- [Task]
With the exception of the pictures, write out the data below precisely.

#####

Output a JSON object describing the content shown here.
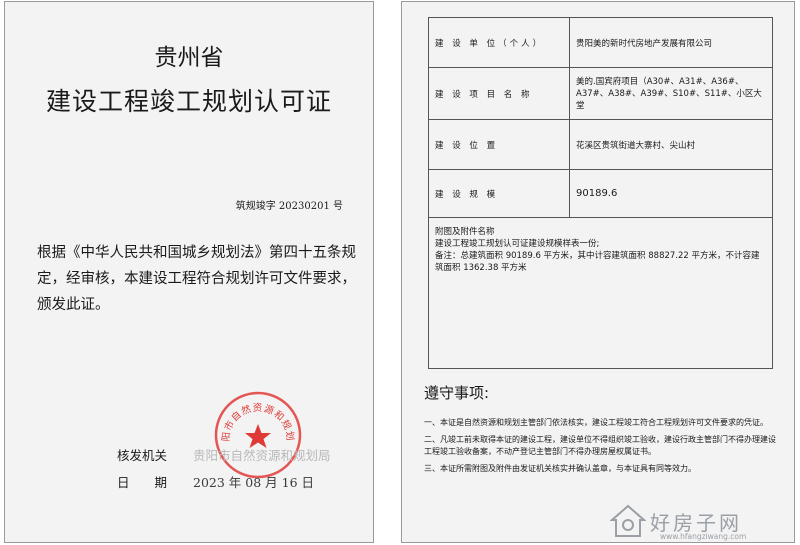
{
  "left": {
    "province": "贵州省",
    "title": "建设工程竣工规划认可证",
    "doc_no": "筑规竣字 20230201 号",
    "body_text": "根据《中华人民共和国城乡规划法》第四十五条规定，经审核，本建设工程符合规划许可文件要求，颁发此证。",
    "issuer_label": "核发机关",
    "issuer_value": "贵阳市自然资源和规划局",
    "date_label": "日　　期",
    "date_value": "2023 年 08 月 16 日",
    "seal_text": "贵阳市自然资源和规划局",
    "seal_color": "#e03a36"
  },
  "right": {
    "rows": [
      {
        "label": "建 设 单 位（个人）",
        "value": "贵阳美的新时代房地产发展有限公司"
      },
      {
        "label": "建 设 项 目 名 称",
        "value": "美的.国宾府项目（A30#、A31#、A36#、A37#、A38#、A39#、S10#、S11#、小区大堂"
      },
      {
        "label": "建 设 位 置",
        "value": "花溪区贵筑街道大寨村、尖山村"
      },
      {
        "label": "建 设 规 模",
        "value": "90189.6"
      }
    ],
    "attach_title": "附图及附件名称",
    "attach_line1": "建设工程竣工规划认可证建设规模样表一份;",
    "attach_line2": "备注：总建筑面积 90189.6 平方米，其中计容建筑面积 88827.22 平方米，不计容建筑面积 1362.38 平方米",
    "notes_title": "遵守事项:",
    "notes": [
      "一、本证是自然资源和规划主管部门依法核实，建设工程竣工符合工程规划许可文件要求的凭证。",
      "二、凡竣工前未取得本证的建设工程，建设单位不得组织竣工验收，建设行政主管部门不得办理建设工程竣工验收备案，不动产登记主管部门不得办理房屋权属证书。",
      "三、本证所需附图及附件由发证机关核实并确认盖章，与本证具有同等效力。"
    ]
  },
  "watermark": {
    "text": "好房子网",
    "url": "www.hfangziwang.com"
  }
}
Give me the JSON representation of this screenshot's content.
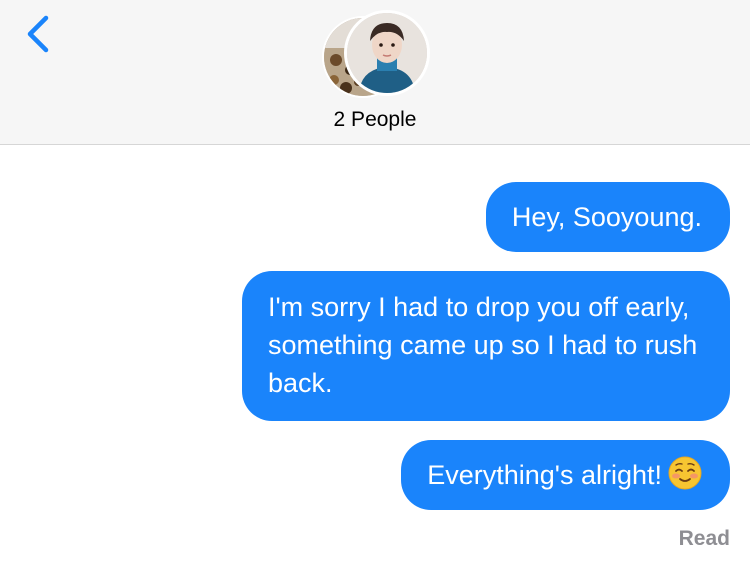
{
  "header": {
    "title": "2 People",
    "back_icon": "chevron-left-icon",
    "accent_color": "#1a84fb"
  },
  "messages": [
    {
      "text": "Hey, Sooyoung.",
      "sender": "me"
    },
    {
      "text": "I'm sorry I had to drop you off early, something came up so I had to rush back.",
      "sender": "me"
    },
    {
      "text": "Everything's alright!",
      "sender": "me",
      "emoji": "smiling-face-icon"
    }
  ],
  "status": {
    "read_label": "Read"
  },
  "colors": {
    "bubble": "#1a84fb",
    "header_bg": "#f6f6f6",
    "status_text": "#8e8e93"
  }
}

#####

- [Written solution]
Output a JSON object describing the content shown here.
{
  "left": {
    "province": "贵州省",
    "title": "建设工程竣工规划认可证",
    "doc_no": "筑规竣字 20230201 号",
    "body_text": "根据《中华人民共和国城乡规划法》第四十五条规定，经审核，本建设工程符合规划许可文件要求，颁发此证。",
    "issuer_label": "核发机关",
    "issuer_value": "贵阳市自然资源和规划局",
    "date_label": "日　　期",
    "date_value": "2023 年 08 月 16 日",
    "seal_text": "贵阳市自然资源和规划局",
    "seal_color": "#e03a36"
  },
  "right": {
    "rows": [
      {
        "label": "建 设 单 位（个人）",
        "value": "贵阳美的新时代房地产发展有限公司"
      },
      {
        "label": "建 设 项 目 名 称",
        "value": "美的.国宾府项目（A30#、A31#、A36#、A37#、A38#、A39#、S10#、S11#、小区大堂"
      },
      {
        "label": "建 设 位 置",
        "value": "花溪区贵筑街道大寨村、尖山村"
      },
      {
        "label": "建 设 规 模",
        "value": "90189.6"
      }
    ],
    "attach_title": "附图及附件名称",
    "attach_line1": "建设工程竣工规划认可证建设规模样表一份;",
    "attach_line2": "备注：总建筑面积 90189.6 平方米，其中计容建筑面积 88827.22 平方米，不计容建筑面积 1362.38 平方米",
    "notes_title": "遵守事项:",
    "notes": [
      "一、本证是自然资源和规划主管部门依法核实，建设工程竣工符合工程规划许可文件要求的凭证。",
      "二、凡竣工前未取得本证的建设工程，建设单位不得组织竣工验收，建设行政主管部门不得办理建设工程竣工验收备案，不动产登记主管部门不得办理房屋权属证书。",
      "三、本证所需附图及附件由发证机关核实并确认盖章，与本证具有同等效力。"
    ]
  },
  "watermark": {
    "text": "好房子网",
    "url": "www.hfangziwang.com"
  }
}
Give me the JSON representation of this screenshot's content.
{
  "header": {
    "title": "2 People",
    "back_icon": "chevron-left-icon",
    "accent_color": "#1a84fb"
  },
  "messages": [
    {
      "text": "Hey, Sooyoung.",
      "sender": "me"
    },
    {
      "text": "I'm sorry I had to drop you off early, something came up so I had to rush back.",
      "sender": "me"
    },
    {
      "text": "Everything's alright!",
      "sender": "me",
      "emoji": "smiling-face-icon"
    }
  ],
  "status": {
    "read_label": "Read"
  },
  "colors": {
    "bubble": "#1a84fb",
    "header_bg": "#f6f6f6",
    "status_text": "#8e8e93"
  }
}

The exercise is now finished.